Top of Data supplied
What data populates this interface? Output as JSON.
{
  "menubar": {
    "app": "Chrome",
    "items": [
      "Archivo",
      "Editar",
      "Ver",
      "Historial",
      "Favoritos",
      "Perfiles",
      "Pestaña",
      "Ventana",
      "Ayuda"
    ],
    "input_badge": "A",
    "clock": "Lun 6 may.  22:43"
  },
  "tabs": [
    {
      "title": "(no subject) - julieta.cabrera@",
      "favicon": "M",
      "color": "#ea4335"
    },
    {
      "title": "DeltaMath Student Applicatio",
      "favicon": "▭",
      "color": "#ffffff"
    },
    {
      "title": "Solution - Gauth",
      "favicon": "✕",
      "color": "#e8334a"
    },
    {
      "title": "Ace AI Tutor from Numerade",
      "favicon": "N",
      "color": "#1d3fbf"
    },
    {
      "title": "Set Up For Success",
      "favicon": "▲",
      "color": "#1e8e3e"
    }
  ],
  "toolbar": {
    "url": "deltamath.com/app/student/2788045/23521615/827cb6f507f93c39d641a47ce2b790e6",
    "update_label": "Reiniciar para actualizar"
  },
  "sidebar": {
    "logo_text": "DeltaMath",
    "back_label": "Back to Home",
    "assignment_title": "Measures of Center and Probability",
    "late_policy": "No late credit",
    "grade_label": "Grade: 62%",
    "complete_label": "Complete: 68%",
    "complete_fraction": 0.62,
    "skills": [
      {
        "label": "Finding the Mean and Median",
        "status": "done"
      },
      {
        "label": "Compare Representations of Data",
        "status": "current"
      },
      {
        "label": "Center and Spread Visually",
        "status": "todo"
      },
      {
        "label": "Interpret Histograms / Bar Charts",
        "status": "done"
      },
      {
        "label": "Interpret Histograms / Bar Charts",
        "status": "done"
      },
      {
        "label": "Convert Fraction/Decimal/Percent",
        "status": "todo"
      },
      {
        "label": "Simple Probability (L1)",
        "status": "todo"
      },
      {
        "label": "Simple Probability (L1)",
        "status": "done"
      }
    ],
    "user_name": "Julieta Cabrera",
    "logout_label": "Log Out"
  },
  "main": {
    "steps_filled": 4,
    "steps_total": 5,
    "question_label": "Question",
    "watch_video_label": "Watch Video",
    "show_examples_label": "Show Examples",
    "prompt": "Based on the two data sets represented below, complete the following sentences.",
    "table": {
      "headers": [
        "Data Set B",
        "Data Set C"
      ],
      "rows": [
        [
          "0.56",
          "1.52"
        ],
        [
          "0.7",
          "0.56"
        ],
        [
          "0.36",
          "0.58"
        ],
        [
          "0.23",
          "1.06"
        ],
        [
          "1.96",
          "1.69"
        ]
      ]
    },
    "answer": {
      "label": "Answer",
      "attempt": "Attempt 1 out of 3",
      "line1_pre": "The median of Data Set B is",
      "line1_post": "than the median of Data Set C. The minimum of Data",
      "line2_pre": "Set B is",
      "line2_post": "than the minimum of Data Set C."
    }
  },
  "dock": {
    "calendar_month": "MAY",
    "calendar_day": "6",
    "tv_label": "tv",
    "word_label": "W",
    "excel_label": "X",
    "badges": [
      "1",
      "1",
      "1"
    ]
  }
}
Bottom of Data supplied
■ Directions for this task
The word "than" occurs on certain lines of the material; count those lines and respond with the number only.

■ Exercise output
2